Gen Z is dissatisfied with the social media platforms they grew up with, so they are creating their own. Tagg, a “social branding” app for creative adolescents and twenty-somethings, has raised $2 million in a seed round led by Biz Stone, Facebook’s former VP of International Growth Ed Baker, TripAdvisor founder Stephen Kaufer, Pillar VC, and others. Tagg, which was founded by recent Brown University and Rhode Island School of Design graduates, is currently in private beta, with thousands of members and thousands more on the waiting list. It is similar to a link-in-bio service, but with a social component that encourages young creatives to create, interacts, and form connections.
“In the digital era, the more real your brand is, the more genuine your relationships will be.” Current social platforms are inadequate because they are not designed for the “changing convergence of branding and connection,” according to the business. “Tagg is creating and cultivating an atmosphere that allows for complete creative expression – no limitations, no shame.” You may pick among five profile skins when you sign up for the app, depending on what you want to do with it (for example, a social profile or a profile to promote your art and network). You may then personalize your profile, follow people, and submit material just as you would on any other app. On the other hand, there is no like count on Tagg postings, which is a deliberate design choice.
“We don’t have likes — only comments, sharing, and views,” co-founder Victor Lolo told TechCrunch, “Because we want our creatives to focus on being their favorite self with no stigma.” Users do not always desire like counts, especially among the Gen Z population for whom Tagg designed, because they realize it might push them to compare themselves to others superficially. Senators Ed Markey (D-MA) and Richard Blumenthal (D-CT) have sponsored legislation to prohibit the use of like counts for social media users under the age of 16, citing concerns that it might impair teen mental health.
At first sight, Tagg’s “social branding” marketing strategy may appear counter-intuitive – the notion of branding may sound like you are placing yourself in a box. Tagg, on the other hand, is designed to push its users out of their comfort zones.
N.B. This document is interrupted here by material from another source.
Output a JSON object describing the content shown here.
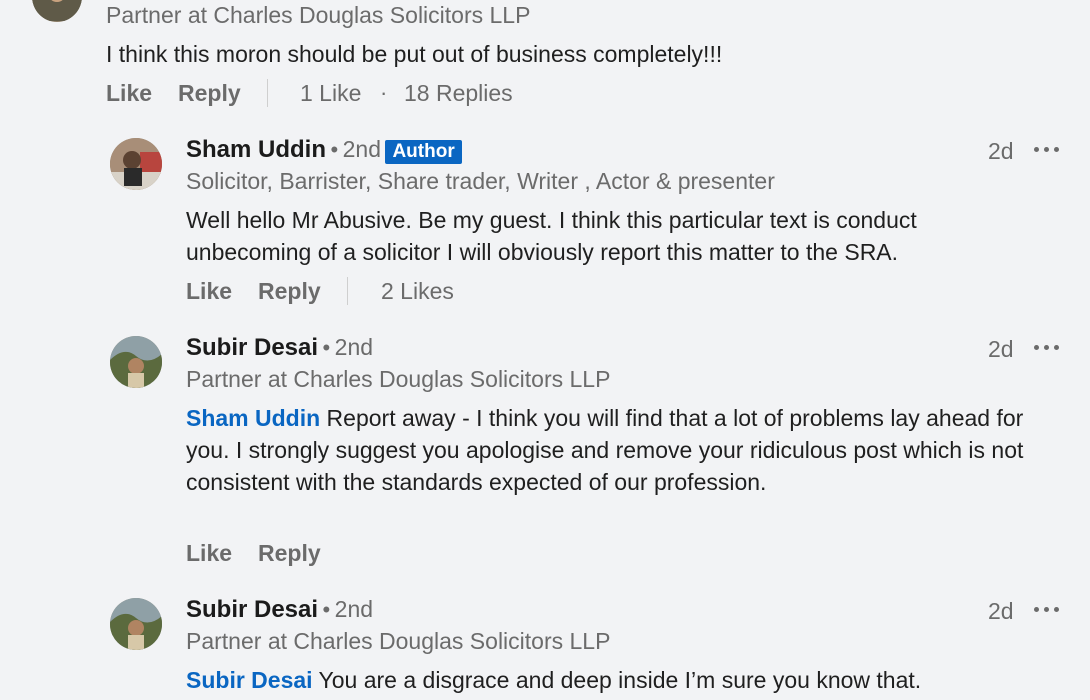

Even while users design their profiles using predefined skins, these are merely ideas; users may start from scratch and establish their own categories to arrange their material. “The beauty of profiles is that they may take on any appearance. “We wanted to go away from the typical, limited, cookie-cutter profiles that many social applications have,” Loolo stated, “since as Gen Z-ers, we value freedom of expression and originality a lot.” “We wanted to create a nice, user-friendly middle ground between a regular profile and a blank page, which would be difficult for many people, so we opted with profile skins,” says the team.
Loolo’s own experience as a Brown football player influenced Tagg, who found it difficult to define himself outside of his status as a student-athlete. That is what drove him and his co-founders Blessing Ubani and Sophie Chen to create Tagg. “People are categorized in some way. Let us pretend I am a person who makes TikTok culinary videos — I am the cooking video man. Loolo told TechCrunch, “But I could like video games and other stuff.” “We wanted to move away from that and give these artists the freedom to construct more comprehensive images of them.”
Users get points for interacting with Tagg, and while these points are presently only a vanity feature, Loolo sees this as a possible future for the app. “Although Tagg is not yet decentralized or tokenized, our platform’s ideals reflect web3’s values,” Loolo remarked. “One of our aims is to assist our creatives realize that being directly compensated for their content sharing and community involvement, rather than underpaying creator funds and having inconsistent brand partnerships, is the solution to the difficulties of the creator economy.”
Tagg may evolve toward allowing users to earn a valuable coin or token in the future. For the time being, Tagg is concentrating on onboarding and attracting new customers from its waiting list. The team went to the Bay Area after graduating from college in 2020, where they have continued to work on the app. The app is expanding its crew because of its recent financing. Steven Fang, a 15-year engineering veteran, has joined Tagg as a CTO and co-founder.